I love meditating every morning.  It’s a routine I’ve had for many years and so simple to do.  If you are new to meditation start with just 2 minutes and you’ll be rewarded with a sense of peace and calm.

I use a personal mantra which I repeat during my meditation.  You may choose a mantra or an affirmation to say silently to yourself or simply close your eyes and focus on your breath.

If you are looking for a meditation teacher I highly recommend Laura Poole who is a Vedic Meditation teacher and someone I know personally, a beautiful soul inside and out.

Here’s a link to the Laura Poole Website 


My Morning Meditation Ritual and Journaling


I wake up early between 5.30 am and 6 am which is a magical time of the day when night gives way to dawn.  I make a pot of tea, sit by the fire in winter or outside on my decking in the warmer months and have all this magnificent time of day to myself while I meditate, journal and create the intention for my day in peace and quiet.

I create a sacred space for my meditation by lighting a candle and incense at my altar and carry more incense around the house to bless it and all of us that live here and all who enter my home.  I then sit quietly and meditate for 20 minutes.  I love seeing the sunrise after my meditation and I follow with journaling and writing down all the things I am grateful for, feeling into my core values and dreaming about my goals and what I want to achieve for the day, how I want to feel during the day while I am going about it and what my intention is for the day.


My Night Time Retreat for Peaceful Sleep

I like to spend the evening unwinding from the day by going for a long walk with my dogs to the local part or beach. Breathing in the fresh air after being indoors is so recuperating.  I like to cook dinner and then follow the 3:2:1 rule during the weekdays.  I eat dinner 3 hours before I go to sleep, 2 hours before bed I turn off bright lights and switch to a Himalayan salt lamp and candles from 8:00 pm to support my body’s production of melatonin the sleep hormone for a great night’s sleep and 1 hour before I go to bed I turn off all electronics and I’m usually in bed by 10:00 pm.

Just before bed, I perform my 3-step Aika Retreat Ritual which I have created in line with our body’s natural bio-rhythms and chosen herbs and aromatherapy specifically for reducing stress and infusing a sense of calm and peace for a great nights sleep.  Each dosha is catered for with what they need for nighttime rest and renewal.
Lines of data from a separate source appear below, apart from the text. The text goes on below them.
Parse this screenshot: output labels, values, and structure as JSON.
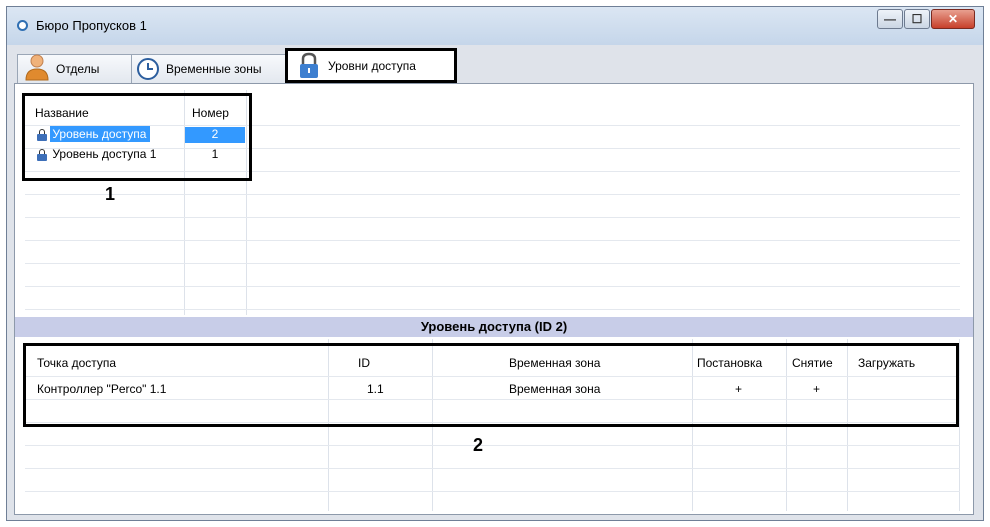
{
  "window": {
    "title": "Бюро Пропусков 1",
    "min_glyph": "—",
    "max_glyph": "☐",
    "close_glyph": "✕"
  },
  "tabs": [
    {
      "label": "Отделы",
      "icon": "user-icon"
    },
    {
      "label": "Временные зоны",
      "icon": "clock-icon"
    },
    {
      "label": "Уровни доступа",
      "icon": "lock-icon",
      "active": true
    }
  ],
  "levels_table": {
    "columns": [
      "Название",
      "Номер"
    ],
    "rows": [
      {
        "name": "Уровень доступа",
        "number": "2",
        "selected": true
      },
      {
        "name": "Уровень доступа 1",
        "number": "1",
        "selected": false
      }
    ]
  },
  "detail": {
    "section_title": "Уровень доступа (ID 2)",
    "columns": [
      "Точка доступа",
      "ID",
      "Временная зона",
      "Постановка",
      "Снятие",
      "Загружать"
    ],
    "rows": [
      {
        "point": "Контроллер \"Perco\" 1.1",
        "id": "1.1",
        "zone": "Временная зона",
        "arm": "+",
        "disarm": "+",
        "load": ""
      }
    ]
  },
  "annotations": {
    "label_1": "1",
    "label_2": "2"
  },
  "colors": {
    "selection": "#3399ff",
    "section_header": "#c8cde8",
    "lock": "#3d6fb8"
  }
}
I cleanse and massage my skin with a Deep Cleanser and this winter I’ve been using the Kapha Deep Cleanser for its warming, uplifting and detoxifying effect.  I then follow with compressing my skin with the Pitta Ayuressence and taking deep healing breaths of its gentle aroma.  This really soothes my skin and mind and brings about an immediate sense of calm.  It is one of my favourite products and helps to regenerate my skin while I sleep and the plant essences help induce deep sleep.  I follow with the Pitta Elixir for deep cellular nourishment and repair with a boost of anti-oxidants and vitamins and finish with the Eye Balm for firming and nourishing my under-eye skin and also my lips.


Honour yourself

Tailoring self-care for yourself is an act of deep love and celebration of your individuality.  It is something we can all do with consciousness and awareness that we are taking good care of ourselves inside and out.  Planning your self-care and adapting it to what works best for you and then making a commitment to do this consistently will lead to your whole body wellness – physically, emotionally, mentally and spiritually.


As always take good care of yourself.


Love and wellness